The word "altar" is a noun. "An altar" is an area (usually a table) where religious worship or sacrifice occurs.

Examples:
  • The ancient Britons used to sacrifice animals on elaborate stone altars.
  • We were married at the altar in Saint Paul's Cathedral.
  • Have you seen the water damage to the alter in Saint John's Church?
  • (This should be "altar.")

Alter

"To alter" is a verb meaning to change something.

Examples:
  • Will you alter this dress for Saturday's play?
  • Fashion is a form of ugliness so intolerable that we have to alter it every six months. (Playwright Oscar Wilde)
  • Please altar your claim in Section 9.
  • (This should be "alter," i.e., to amend or change.)

Some Images for Altar and Alter


altar in church


eerie sacrificial altar


ladies alter clothes

Common Terms with "Altar" and "Alter"

Common terms with the word "altar":
  • altar boys
  • come to the altar
  • family altar
  • lead to the altar
  • wedding altar
  • witch's altar
Common terms with the word "alter":
  • alter course
  • alter ego
  • alter the dress
  • alter the situation

Most Mistakes Occur with "Altar" not "Alter"

People rarely use "altar" when they mean "alter." It is more common for people to use "alter" when they mean "altar."

In its catalogue, one reputable website calls this piece "Alter of the Hand." Ooops.


"Alter of the Hand"
Interactive Exercise
Here are three randomly selected questions from a larger exercise, which can be edited, printed to create an exercise worksheet, or sent via email to friends or students.

See Also

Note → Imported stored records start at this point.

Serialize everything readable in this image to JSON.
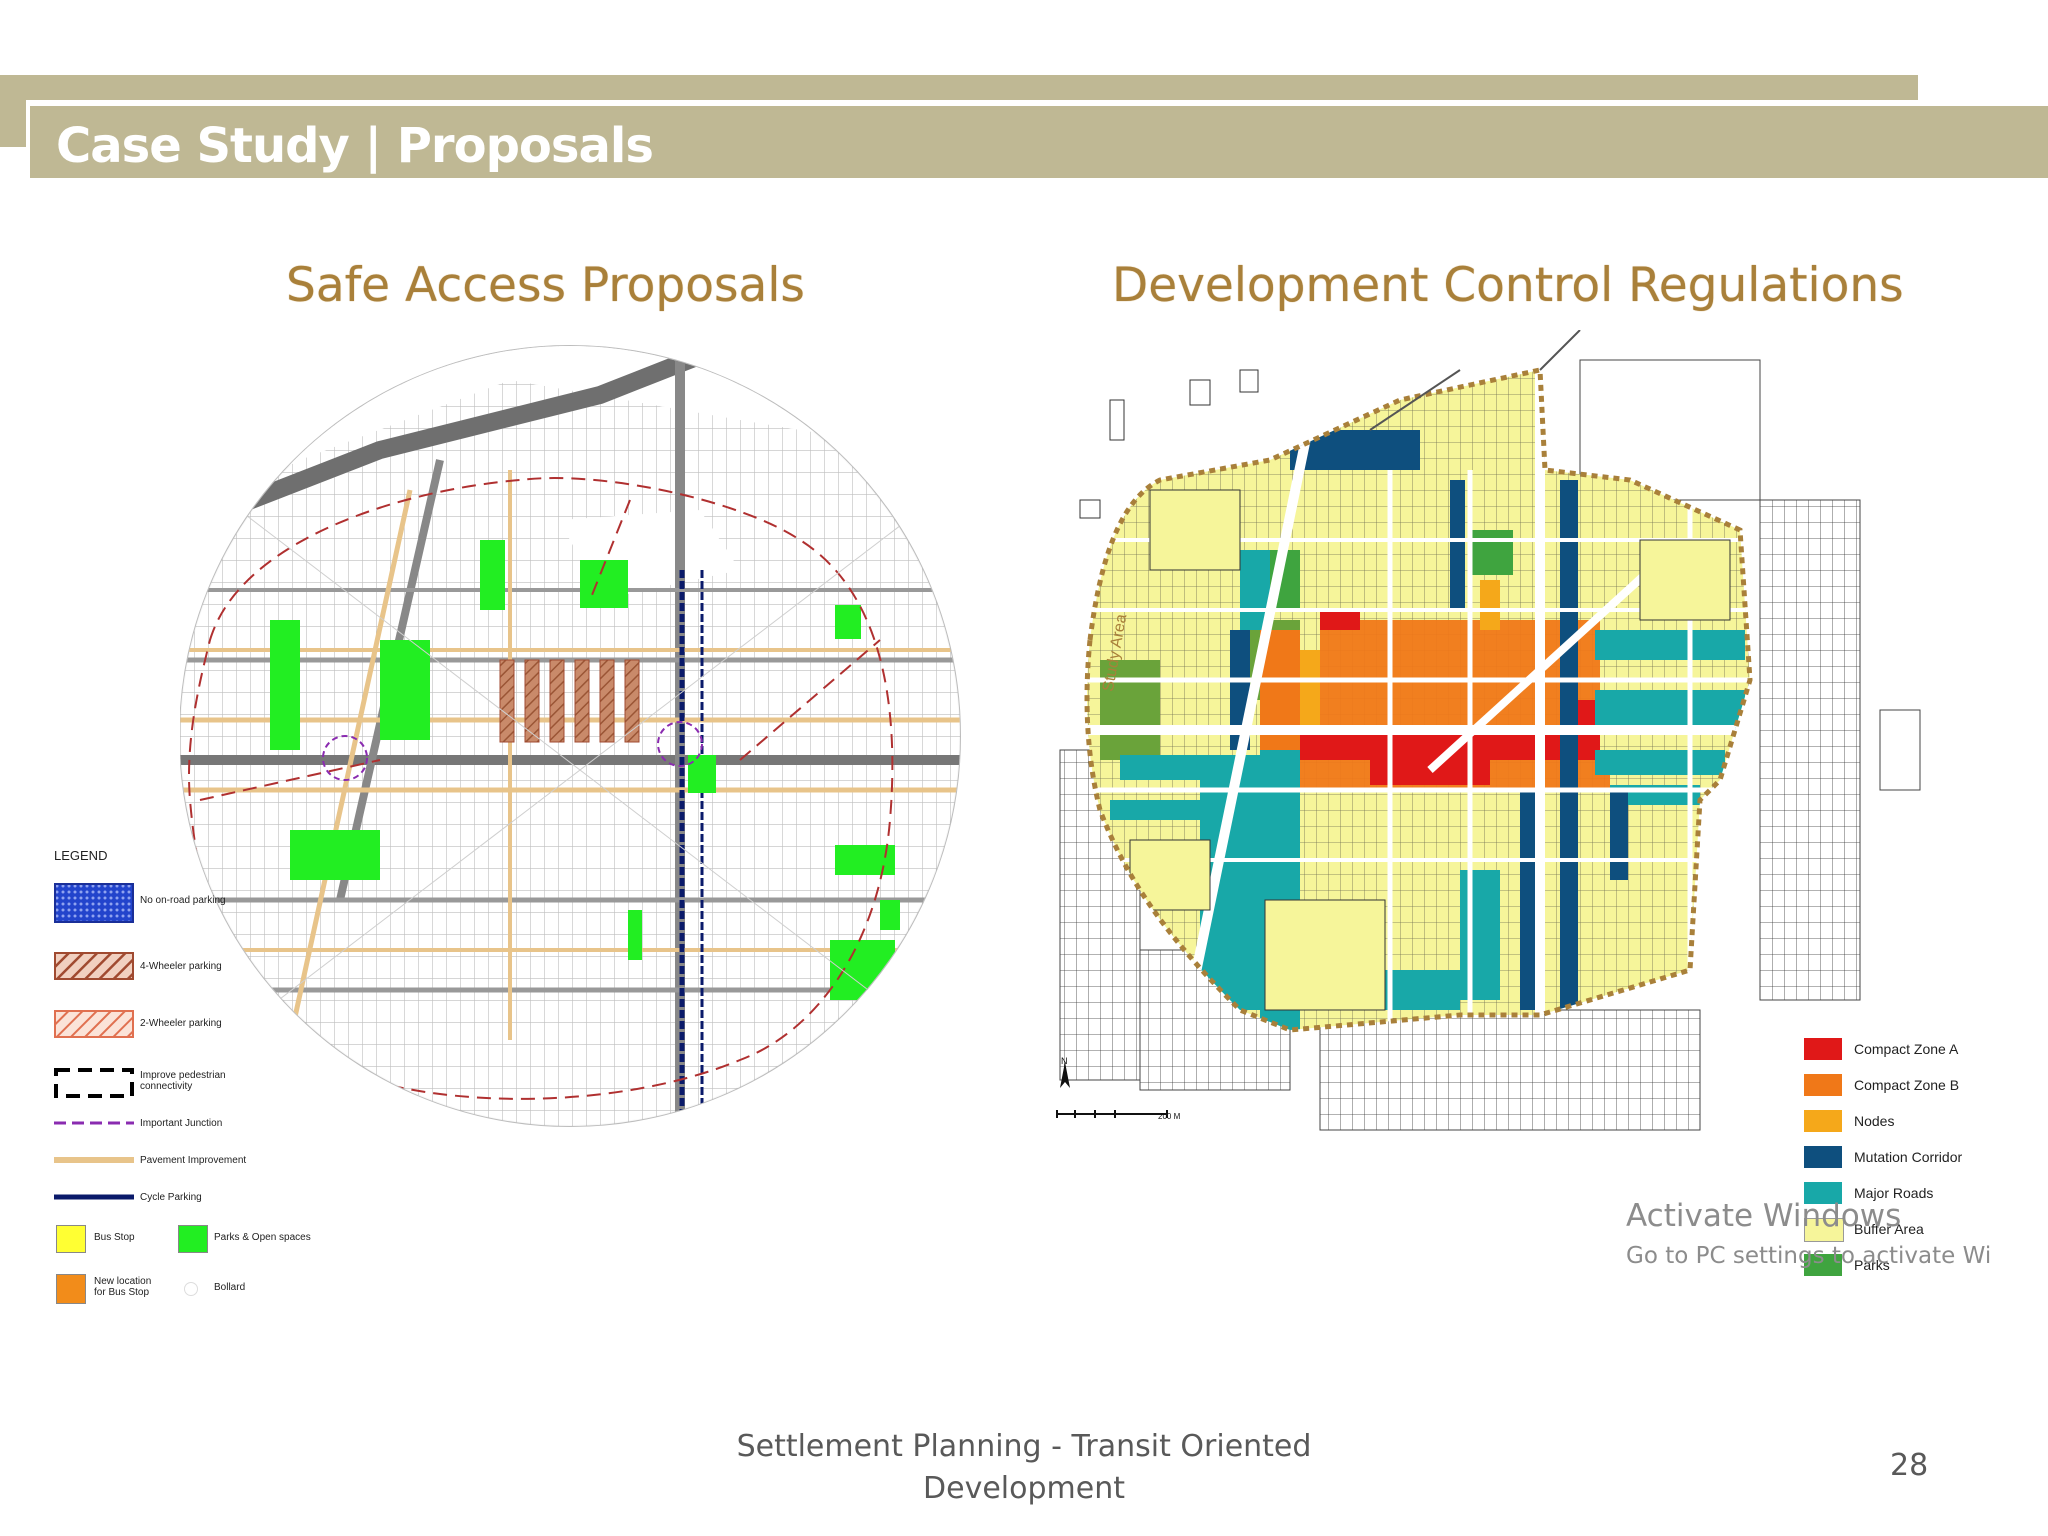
{
  "slide": {
    "title": "Case Study | Proposals",
    "footer": "Settlement Planning - Transit Oriented Development",
    "page_number": "28",
    "colors": {
      "band": "#bfb894",
      "heading": "#a9803a",
      "footer": "#595959"
    }
  },
  "left_map": {
    "heading": "Safe Access Proposals",
    "legend_title": "LEGEND",
    "legend": [
      {
        "label": "No on-road parking",
        "swatch": "#2244cc"
      },
      {
        "label": "4-Wheeler parking",
        "swatch": "#a04a30"
      },
      {
        "label": "2-Wheeler parking",
        "swatch": "#e07050"
      },
      {
        "label": "Improve pedestrian connectivity",
        "swatch": "#000000"
      },
      {
        "label": "Important Junction",
        "swatch": "#8a2bb0"
      },
      {
        "label": "Pavement Improvement",
        "swatch": "#e8c48a"
      },
      {
        "label": "Cycle Parking",
        "swatch": "#0a1a6a"
      },
      {
        "label": "Bus Stop",
        "swatch": "#ffff33"
      },
      {
        "label": "Parks & Open spaces",
        "swatch": "#22ee22"
      },
      {
        "label": "New location for Bus Stop",
        "swatch": "#f28c1a"
      },
      {
        "label": "Bollard",
        "swatch": "#ffffff"
      }
    ]
  },
  "right_map": {
    "heading": "Development Control Regulations",
    "legend": [
      {
        "label": "Compact Zone A",
        "color": "#e01818"
      },
      {
        "label": "Compact Zone B",
        "color": "#f07818"
      },
      {
        "label": "Nodes",
        "color": "#f5a81a"
      },
      {
        "label": "Mutation Corridor",
        "color": "#0e4f7e"
      },
      {
        "label": "Major Roads",
        "color": "#18a8a8"
      },
      {
        "label": "Buffer Area",
        "color": "#f6f59a"
      },
      {
        "label": "Parks",
        "color": "#3fa43f"
      }
    ],
    "scale_label": "200 M",
    "north_label": "N",
    "study_area_label": "Study Area"
  },
  "watermark": {
    "line1": "Activate Windows",
    "line2": "Go to PC settings to activate Wi"
  }
}
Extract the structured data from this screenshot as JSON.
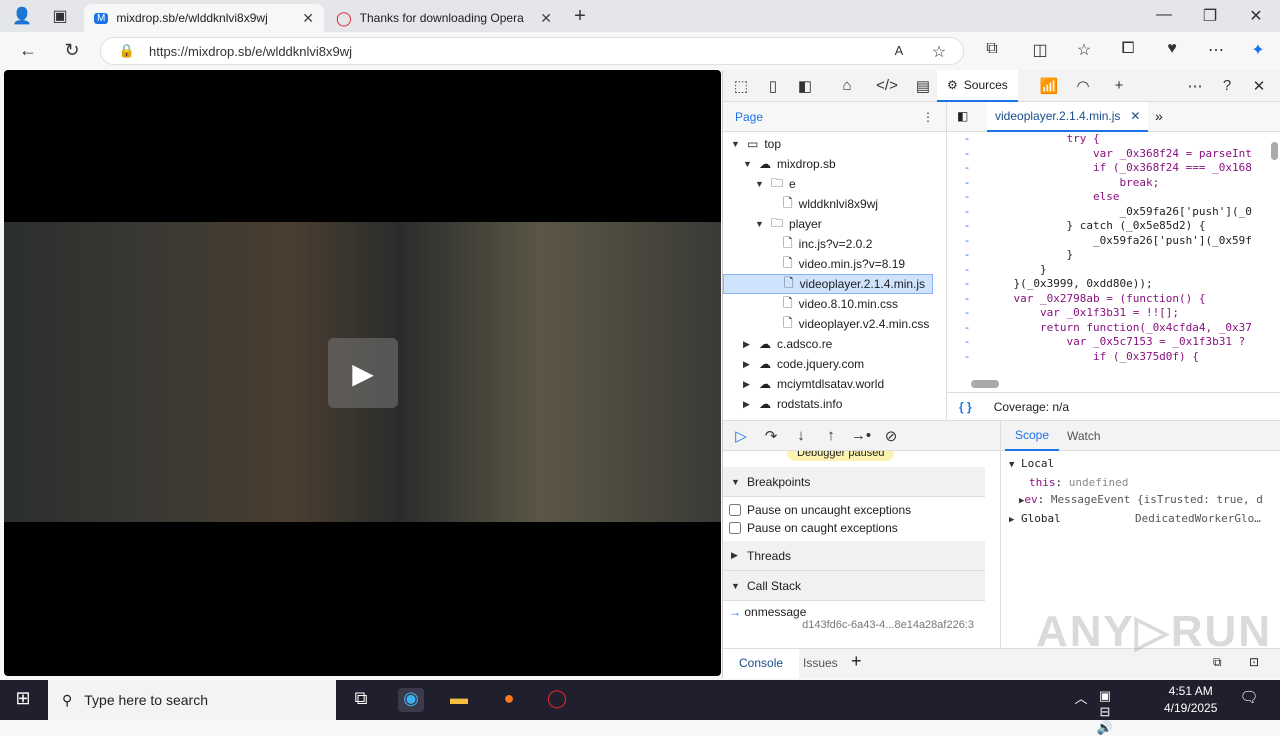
{
  "browser": {
    "tabs": [
      {
        "title": "mixdrop.sb/e/wlddknlvi8x9wj",
        "active": true
      },
      {
        "title": "Thanks for downloading Opera",
        "active": false
      }
    ],
    "url": "https://mixdrop.sb/e/wlddknlvi8x9wj"
  },
  "devtools": {
    "active_panel": "Sources",
    "page_tab": "Page",
    "tree": [
      {
        "label": "top",
        "depth": 0,
        "icon": "frame",
        "open": true
      },
      {
        "label": "mixdrop.sb",
        "depth": 1,
        "icon": "cloud",
        "open": true
      },
      {
        "label": "e",
        "depth": 2,
        "icon": "folder",
        "open": true
      },
      {
        "label": "wlddknlvi8x9wj",
        "depth": 3,
        "icon": "file"
      },
      {
        "label": "player",
        "depth": 2,
        "icon": "folder",
        "open": true
      },
      {
        "label": "inc.js?v=2.0.2",
        "depth": 3,
        "icon": "file"
      },
      {
        "label": "video.min.js?v=8.19",
        "depth": 3,
        "icon": "file"
      },
      {
        "label": "videoplayer.2.1.4.min.js",
        "depth": 3,
        "icon": "file",
        "selected": true
      },
      {
        "label": "video.8.10.min.css",
        "depth": 3,
        "icon": "file"
      },
      {
        "label": "videoplayer.v2.4.min.css",
        "depth": 3,
        "icon": "file"
      },
      {
        "label": "c.adsco.re",
        "depth": 1,
        "icon": "cloud",
        "open": false
      },
      {
        "label": "code.jquery.com",
        "depth": 1,
        "icon": "cloud",
        "open": false
      },
      {
        "label": "mciymtdlsatav.world",
        "depth": 1,
        "icon": "cloud",
        "open": false
      },
      {
        "label": "rodstats.info",
        "depth": 1,
        "icon": "cloud",
        "open": false
      }
    ],
    "file_tab": "videoplayer.2.1.4.min.js",
    "code_lines": [
      "            try {",
      "                var _0x368f24 = parseInt",
      "                if (_0x368f24 === _0x168",
      "                    break;",
      "                else",
      "                    _0x59fa26['push'](_0",
      "            } catch (_0x5e85d2) {",
      "                _0x59fa26['push'](_0x59f",
      "            }",
      "        }",
      "    }(_0x3999, 0xdd80e));",
      "    var _0x2798ab = (function() {",
      "        var _0x1f3b31 = !![];",
      "        return function(_0x4cfda4, _0x37",
      "            var _0x5c7153 = _0x1f3b31 ? ",
      "                if (_0x375d0f) {"
    ],
    "coverage": "Coverage: n/a",
    "paused_badge": "Debugger paused",
    "breakpoints_label": "Breakpoints",
    "pause_uncaught": "Pause on uncaught exceptions",
    "pause_caught": "Pause on caught exceptions",
    "threads_label": "Threads",
    "callstack_label": "Call Stack",
    "callstack": [
      {
        "fn": "onmessage",
        "loc": "d143fd6c-6a43-4...8e14a28af226:3"
      }
    ],
    "scope_tabs": [
      "Scope",
      "Watch"
    ],
    "scope": {
      "local": "Local",
      "this_key": "this",
      "this_val": "undefined",
      "ev_key": "ev",
      "ev_val": "MessageEvent {isTrusted: true, d",
      "global": "Global",
      "global_val": "DedicatedWorkerGlo…"
    },
    "drawer_tabs": [
      "Console",
      "Issues"
    ]
  },
  "taskbar": {
    "search_placeholder": "Type here to search",
    "time": "4:51 AM",
    "date": "4/19/2025"
  },
  "watermark": "ANY RUN"
}
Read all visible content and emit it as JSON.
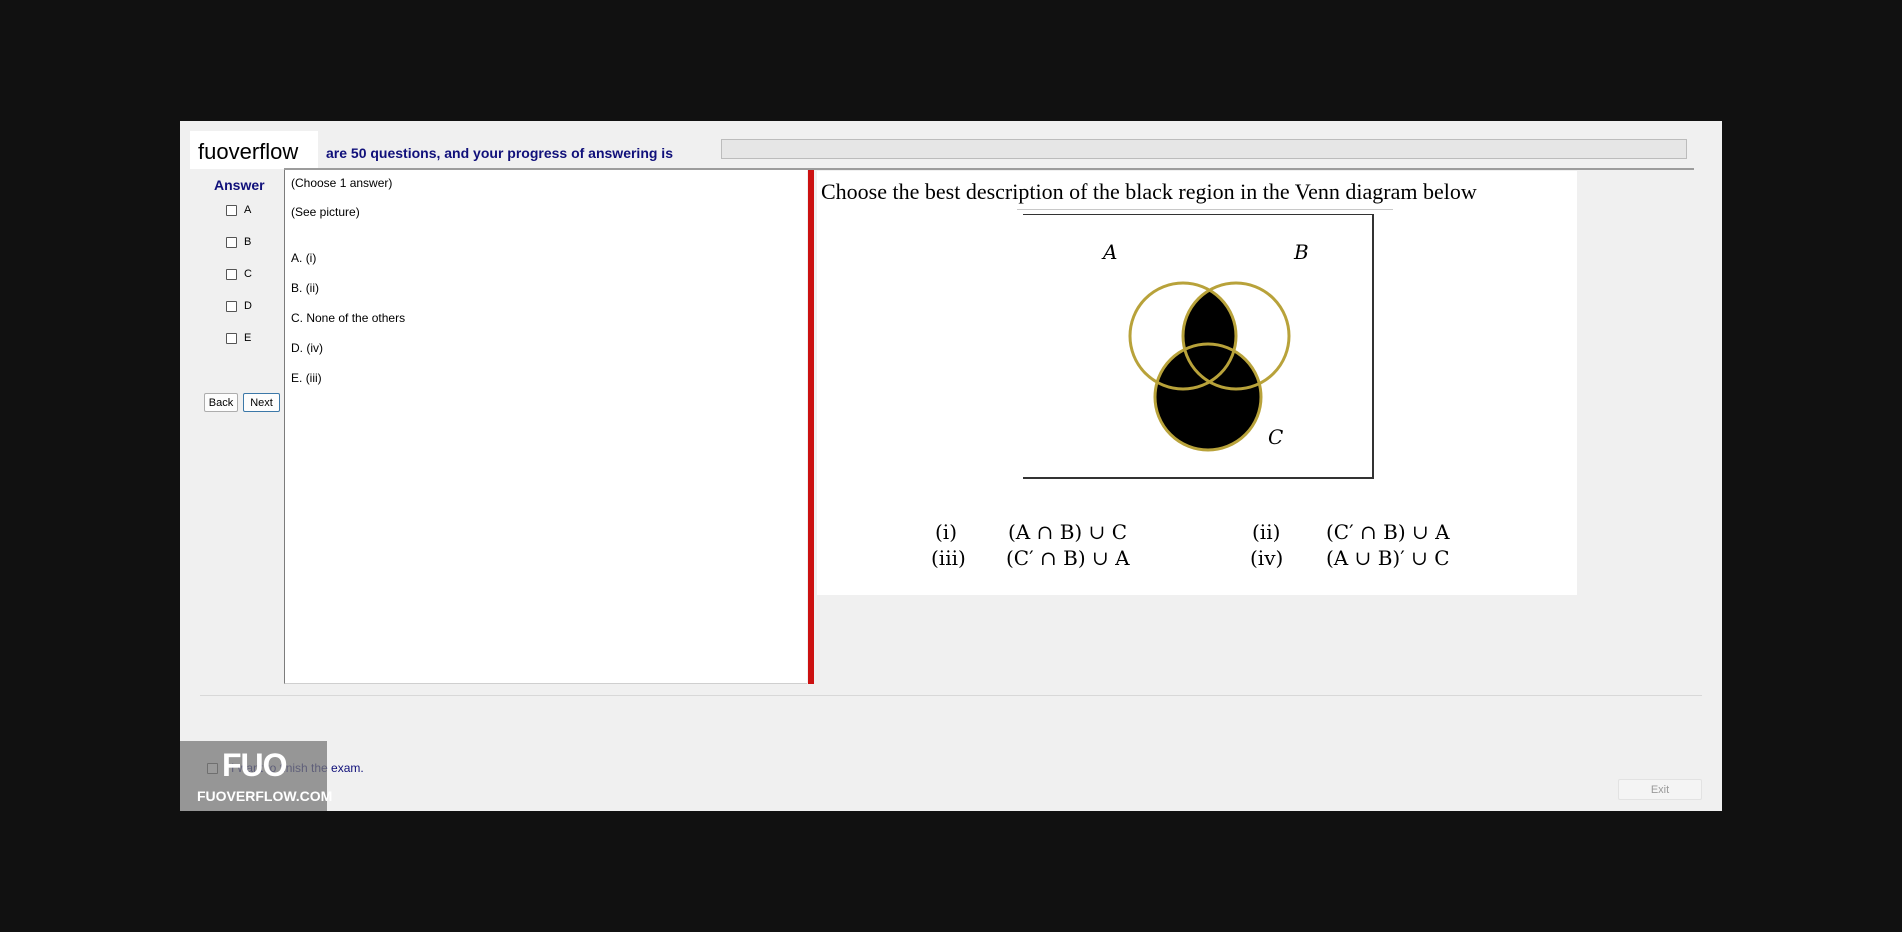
{
  "header": {
    "logo": "fuoverflow",
    "progress_text": "are 50 questions, and your progress of answering is",
    "progress_fraction": 0
  },
  "answer_panel": {
    "title": "Answer",
    "options": [
      "A",
      "B",
      "C",
      "D",
      "E"
    ],
    "back_label": "Back",
    "next_label": "Next"
  },
  "question": {
    "instruction": "(Choose 1 answer)",
    "see_picture": "(See picture)",
    "choices": [
      {
        "letter": "A.",
        "text": "(i)"
      },
      {
        "letter": "B.",
        "text": "(ii)"
      },
      {
        "letter": "C.",
        "text": "None of the others"
      },
      {
        "letter": "D.",
        "text": "(iv)"
      },
      {
        "letter": "E.",
        "text": "(iii)"
      }
    ]
  },
  "picture": {
    "title": "Choose the best description of the black region in the Venn diagram below",
    "venn_labels": {
      "a": "A",
      "b": "B",
      "c": "C"
    },
    "formulas": [
      {
        "num": "(i)",
        "expr": "(A ∩ B) ∪ C"
      },
      {
        "num": "(ii)",
        "expr": "(C′ ∩ B) ∪ A"
      },
      {
        "num": "(iii)",
        "expr": "(C′ ∩ B) ∪ A"
      },
      {
        "num": "(iv)",
        "expr": "(A ∪ B)′ ∪ C"
      }
    ]
  },
  "footer": {
    "finish_text": "I want to finish the exam.",
    "exit_label": "Exit"
  },
  "watermark": {
    "logo": "FUO",
    "site": "FUOVERFLOW.COM"
  },
  "colors": {
    "accent_text": "#10107a",
    "red_divider": "#cc1111",
    "circle_outline": "#b8a23a"
  }
}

adverse or averse? affect or effect? appraise or apprise? avenge or revenge? bare or bear? complement or compliment? dependant or dependent? discreet or discrete? disinterested or uninterested? e.g. or i.e.? envy or jealousy? imply or infer? its or it's? material or materiel? poisonous or venomous? practice or practise? principal or principle? tenant or tenet? who's or whose? Glossary of easily confused words Glossary of common errors Glossary of grammatical terms What are nouns? What are verbs?